I’m a trained medical doctor from the University of Oslo, where I also studied health management and economics. During my student years I was involved in politics, where I served in local and regional councils, held several positions in the youth party, and interned at the Norwegian parliament. After graduating medical school in 2017, I went on to complete part one of the physician residency program (LIS1), where I worked 12 months in a hospital and six months in a rural health facility in Finnmark before starting at McKinsey.
McKinsey came up as a unique opportunity to combine my passion for health with my interest in business, solving challenging and interesting problems worldwide, surrounded by some of the sharpest and brightest people.
Although I really enjoyed working as a medical doctor, my interests have spanned across multiple areas. McKinsey came up as a unique opportunity to combine my passion for health with my interest in business, solving challenging and interesting problems worldwide, surrounded by some of the sharpest and brightest people.
Due to my medical background, I felt a strong need to develop more competency in business and economics, while also having a desire to develop industry abilities in healthcare and pharmaceuticals. McKinsey has been very supportive in both, and puts great emphasis in our learning and development, with a vast repertoire of opportunities available. During my first months, I’ve had a tremendous leap in learning the basic consulting toolkit—like problem-solving, analysis, and synthesis—while being followed up closely, and ensuring that I’m always learning and developing.
Advice for applying to McKinsey
Before learning about McKinsey, I couldn’t imagine my medical background could be interesting or useful in management consulting. However, we acquire useful skills through our training—like problem solving skills through diagnosis—and communication skills through patient exposure. In addition, you have an extra edge in understanding healthcare.

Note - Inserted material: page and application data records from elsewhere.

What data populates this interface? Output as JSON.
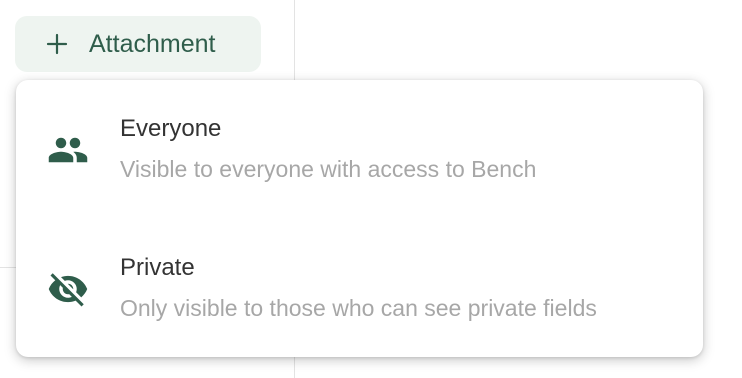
{
  "attachment_button": {
    "label": "Attachment",
    "icon": "plus-icon"
  },
  "visibility_menu": {
    "items": [
      {
        "title": "Everyone",
        "description": "Visible to everyone with access to Bench",
        "icon": "group-icon"
      },
      {
        "title": "Private",
        "description": "Only visible to those who can see private fields",
        "icon": "eye-off-icon"
      }
    ]
  },
  "colors": {
    "accent": "#2f5d4b",
    "button_background": "#eef4f0",
    "title_text": "#333333",
    "description_text": "#a7a7a7"
  }
}
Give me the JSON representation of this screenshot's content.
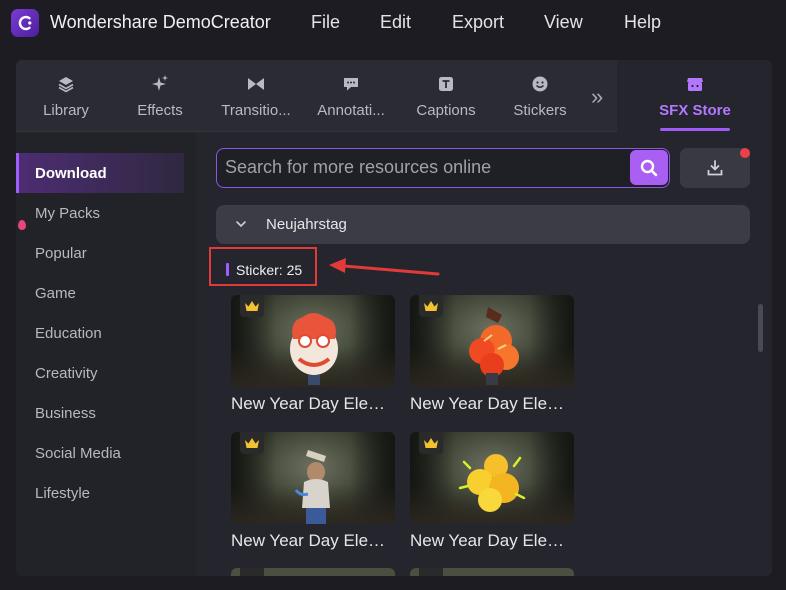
{
  "app": {
    "title": "Wondershare DemoCreator",
    "menu": [
      "File",
      "Edit",
      "Export",
      "View",
      "Help"
    ]
  },
  "tabs": [
    {
      "label": "Library",
      "icon": "layers-icon"
    },
    {
      "label": "Effects",
      "icon": "sparkle-icon"
    },
    {
      "label": "Transitio...",
      "icon": "bowtie-icon"
    },
    {
      "label": "Annotati...",
      "icon": "speech-bubble-icon"
    },
    {
      "label": "Captions",
      "icon": "text-box-icon"
    },
    {
      "label": "Stickers",
      "icon": "smiley-icon"
    },
    {
      "label": "SFX Store",
      "icon": "store-icon",
      "active": true
    }
  ],
  "sidebar": {
    "items": [
      "Download",
      "My Packs",
      "Popular",
      "Game",
      "Education",
      "Creativity",
      "Business",
      "Social Media",
      "Lifestyle"
    ],
    "active": "Download"
  },
  "search": {
    "placeholder": "Search for more resources online"
  },
  "group": {
    "title": "Neujahrstag"
  },
  "sticker": {
    "label": "Sticker: 25"
  },
  "cards": [
    {
      "title": "New Year Day Elem...",
      "variant": "lion"
    },
    {
      "title": "New Year Day Elem...",
      "variant": "firecracker"
    },
    {
      "title": "New Year Day Elem...",
      "variant": "person"
    },
    {
      "title": "New Year Day Elem...",
      "variant": "burst"
    }
  ],
  "colors": {
    "accent": "#a95ff2",
    "annotation": "#e23a3a",
    "badge": "#ee3f4a",
    "crown": "#f2c230"
  }
}
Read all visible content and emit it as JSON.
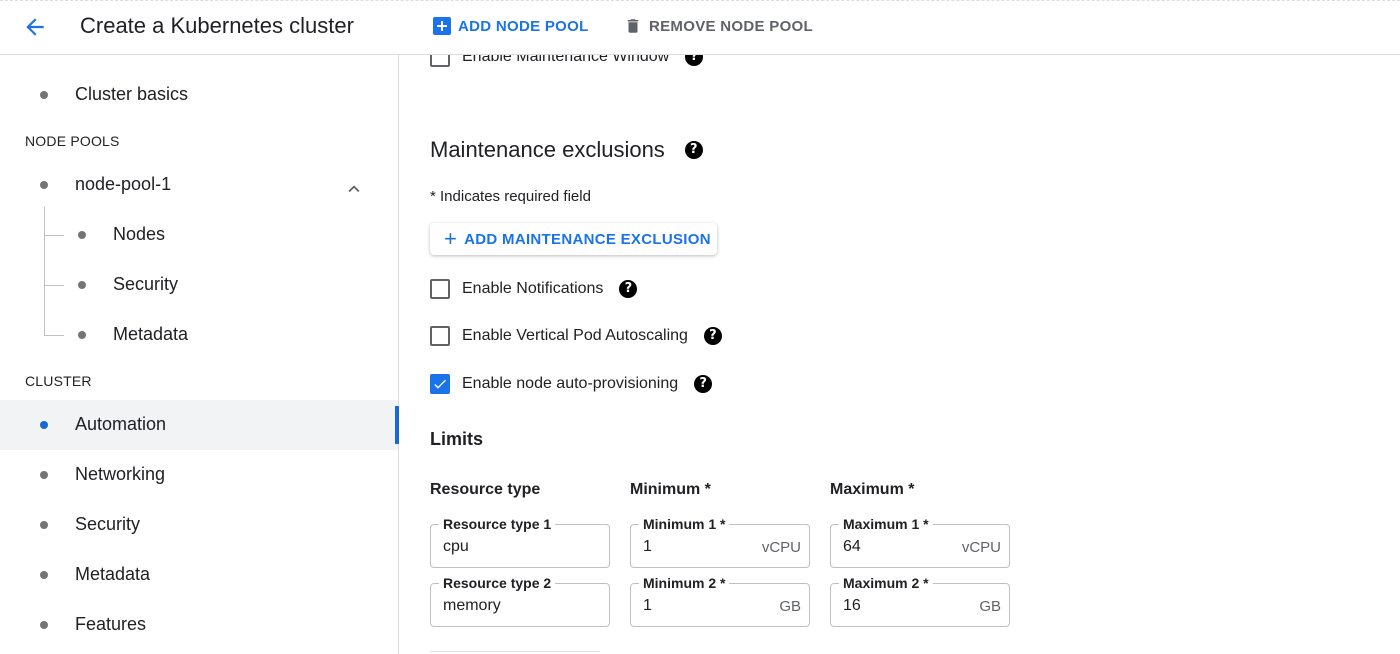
{
  "header": {
    "title": "Create a Kubernetes cluster",
    "add_node_pool": "ADD NODE POOL",
    "remove_node_pool": "REMOVE NODE POOL"
  },
  "sidebar": {
    "cluster_basics": "Cluster basics",
    "node_pools_header": "NODE POOLS",
    "node_pool_name": "node-pool-1",
    "node_pool_items": [
      "Nodes",
      "Security",
      "Metadata"
    ],
    "cluster_header": "CLUSTER",
    "cluster_items": [
      "Automation",
      "Networking",
      "Security",
      "Metadata",
      "Features"
    ],
    "active_item": "Automation"
  },
  "main": {
    "maintenance_window_label": "Enable Maintenance Window",
    "exclusions_title": "Maintenance exclusions",
    "required_note": "* Indicates required field",
    "add_exclusion": "ADD MAINTENANCE EXCLUSION",
    "checkboxes": [
      {
        "label": "Enable Notifications",
        "checked": false
      },
      {
        "label": "Enable Vertical Pod Autoscaling",
        "checked": false
      },
      {
        "label": "Enable node auto-provisioning",
        "checked": true
      }
    ],
    "limits_title": "Limits",
    "columns": [
      "Resource type",
      "Minimum *",
      "Maximum *"
    ],
    "rows": [
      {
        "resource_label": "Resource type 1",
        "resource_value": "cpu",
        "min_label": "Minimum 1 *",
        "min_value": "1",
        "min_unit": "vCPU",
        "max_label": "Maximum 1 *",
        "max_value": "64",
        "max_unit": "vCPU"
      },
      {
        "resource_label": "Resource type 2",
        "resource_value": "memory",
        "min_label": "Minimum 2 *",
        "min_value": "1",
        "min_unit": "GB",
        "max_label": "Maximum 2 *",
        "max_value": "16",
        "max_unit": "GB"
      }
    ]
  },
  "colors": {
    "accent": "#1a73e8",
    "active_nav": "#1967d2",
    "text": "#202124",
    "muted": "#5f6368"
  }
}
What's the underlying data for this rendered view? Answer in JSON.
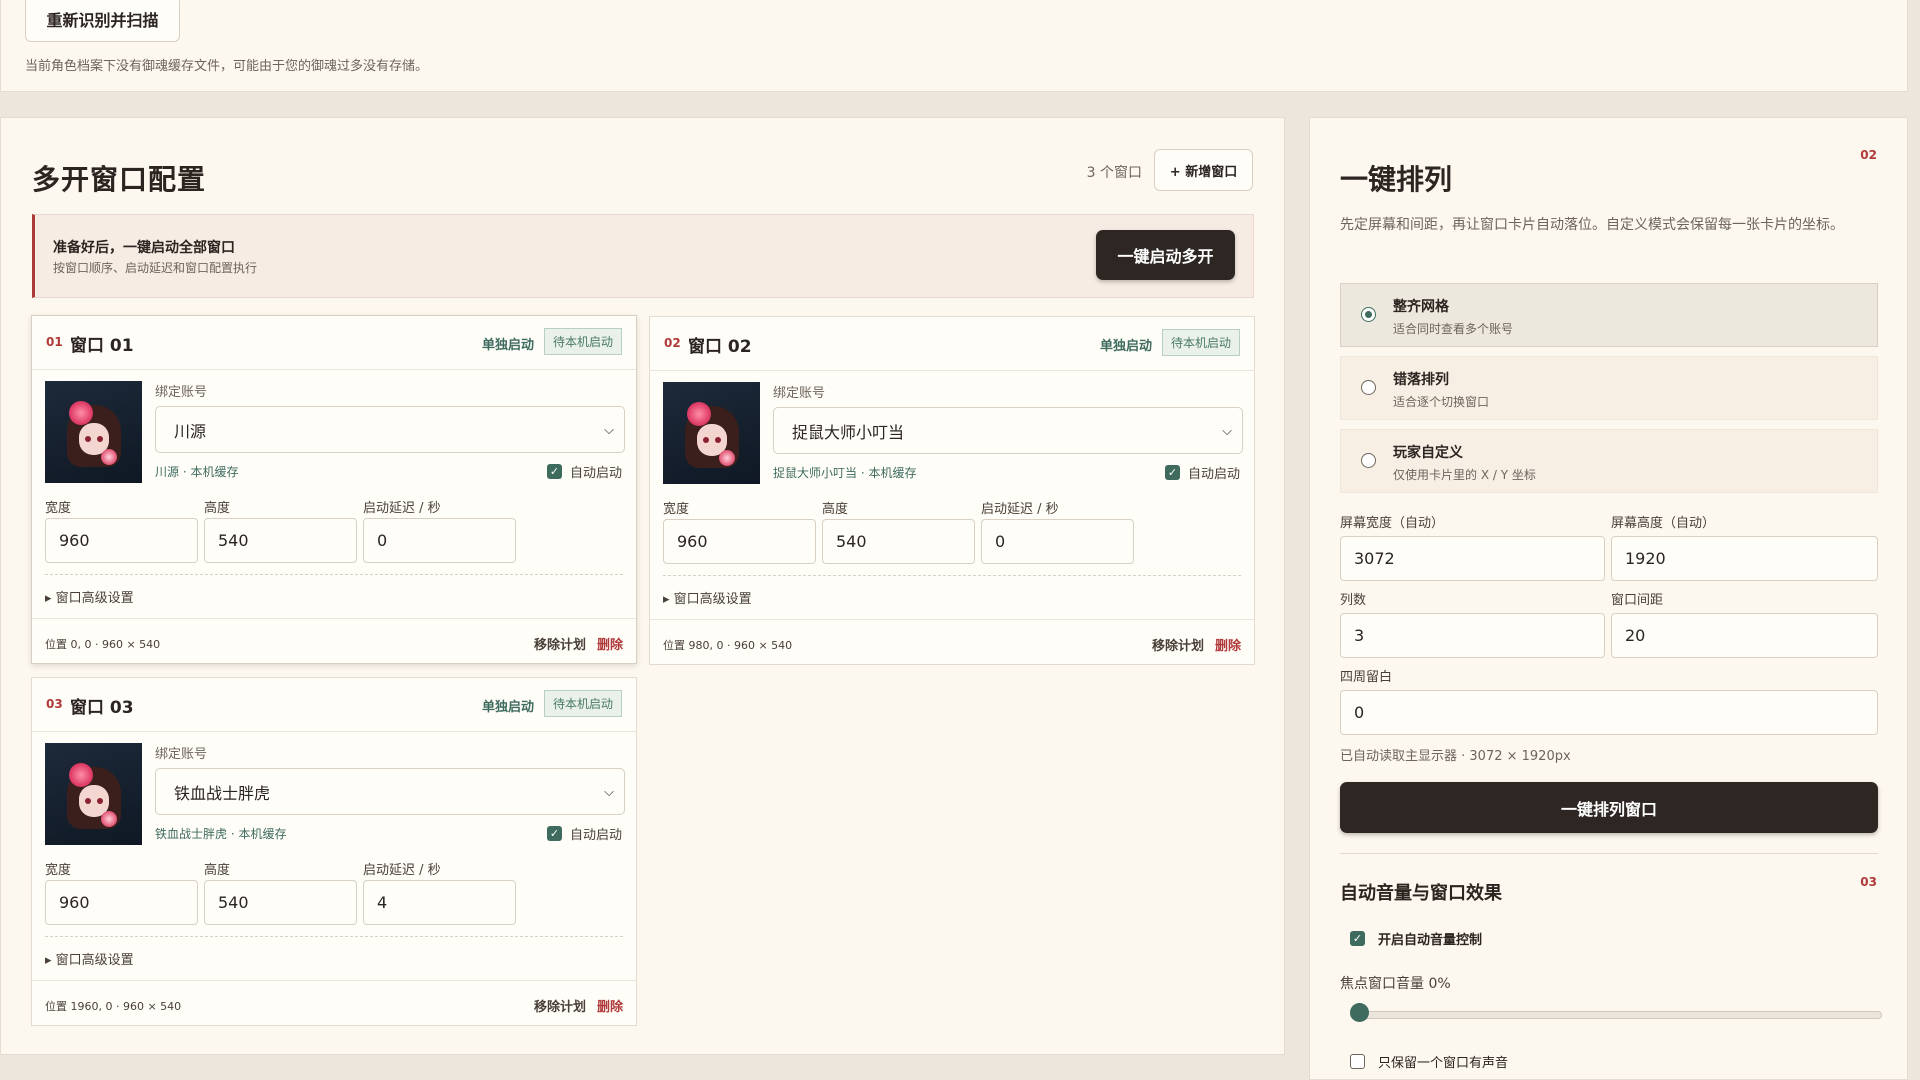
{
  "top": {
    "rescan_label": "重新识别并扫描",
    "note": "当前角色档案下没有御魂缓存文件，可能由于您的御魂过多没有存储。"
  },
  "main": {
    "title": "多开窗口配置",
    "window_count": "3 个窗口",
    "add_window_label": "+ 新增窗口",
    "banner": {
      "title": "准备好后，一键启动全部窗口",
      "subtitle": "按窗口顺序、启动延迟和窗口配置执行",
      "button": "一键启动多开"
    },
    "labels": {
      "solo_launch": "单独启动",
      "wait_badge": "待本机启动",
      "bind_account": "绑定账号",
      "auto_start": "自动启动",
      "width": "宽度",
      "height": "高度",
      "delay": "启动延迟 / 秒",
      "advanced": "▸ 窗口高级设置",
      "remove_plan": "移除计划",
      "delete": "删除"
    },
    "windows": [
      {
        "no": "01",
        "name": "窗口 01",
        "account": "川源",
        "meta": "川源 · 本机缓存",
        "auto_start": true,
        "width": "960",
        "height": "540",
        "delay": "0",
        "position": "位置 0, 0 · 960 × 540"
      },
      {
        "no": "02",
        "name": "窗口 02",
        "account": "捉鼠大师小叮当",
        "meta": "捉鼠大师小叮当 · 本机缓存",
        "auto_start": true,
        "width": "960",
        "height": "540",
        "delay": "0",
        "position": "位置 980, 0 · 960 × 540"
      },
      {
        "no": "03",
        "name": "窗口 03",
        "account": "铁血战士胖虎",
        "meta": "铁血战士胖虎 · 本机缓存",
        "auto_start": true,
        "width": "960",
        "height": "540",
        "delay": "4",
        "position": "位置 1960, 0 · 960 × 540"
      }
    ]
  },
  "arrange": {
    "section_no": "02",
    "title": "一键排列",
    "description": "先定屏幕和间距，再让窗口卡片自动落位。自定义模式会保留每一张卡片的坐标。",
    "options": [
      {
        "title": "整齐网格",
        "subtitle": "适合同时查看多个账号",
        "selected": true
      },
      {
        "title": "错落排列",
        "subtitle": "适合逐个切换窗口",
        "selected": false
      },
      {
        "title": "玩家自定义",
        "subtitle": "仅使用卡片里的 X / Y 坐标",
        "selected": false
      }
    ],
    "screen_width_label": "屏幕宽度（自动）",
    "screen_width": "3072",
    "screen_height_label": "屏幕高度（自动）",
    "screen_height": "1920",
    "columns_label": "列数",
    "columns": "3",
    "gap_label": "窗口间距",
    "gap": "20",
    "margin_label": "四周留白",
    "margin": "0",
    "screen_note": "已自动读取主显示器 · 3072 × 1920px",
    "arrange_button": "一键排列窗口"
  },
  "audio": {
    "section_no": "03",
    "title": "自动音量与窗口效果",
    "enable_label": "开启自动音量控制",
    "enable_checked": true,
    "focus_volume_label": "焦点窗口音量 0%",
    "focus_volume_percent": 0,
    "only_one_label": "只保留一个窗口有声音",
    "only_one_checked": false
  },
  "colors": {
    "accent_green": "#3e6b5e",
    "accent_red": "#b03a3a",
    "dark_button": "#2d2622",
    "panel_bg": "#fcf7ef"
  }
}
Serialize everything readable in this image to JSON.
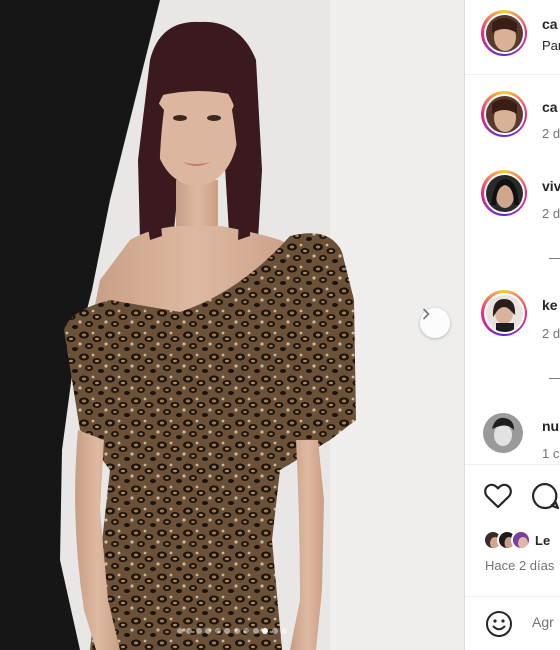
{
  "post": {
    "image_alt": "Woman in leopard-print off-shoulder dress",
    "carousel": {
      "total": 12,
      "active_index": 9
    }
  },
  "header": {
    "username": "ca",
    "subtitle": "Par"
  },
  "comments": [
    {
      "username": "ca",
      "time": "2 d"
    },
    {
      "username": "viv",
      "time": "2 d",
      "replies_marker": "—"
    },
    {
      "username": "ke",
      "time": "2 d",
      "replies_marker": "—"
    },
    {
      "username": "nu",
      "time": "1 c"
    }
  ],
  "likes": {
    "text": "Le"
  },
  "date": "Hace 2 días",
  "comment_box": {
    "placeholder": "Agr"
  },
  "colors": {
    "story_ring": [
      "#f9ce34",
      "#ee2a7b",
      "#6228d7"
    ],
    "text_primary": "#262626",
    "text_secondary": "#737373",
    "divider": "#dbdbdb"
  },
  "icons": [
    "chevron-right-icon",
    "heart-icon",
    "comment-icon",
    "emoji-icon"
  ]
}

I would recommend applying, as even though you’re not in the clinic, you get to solve large-scale problems in the health system and for the well-being of patients, while also working with talented and interesting people, enjoying a great learning experience and tremendous development.
University of Oslo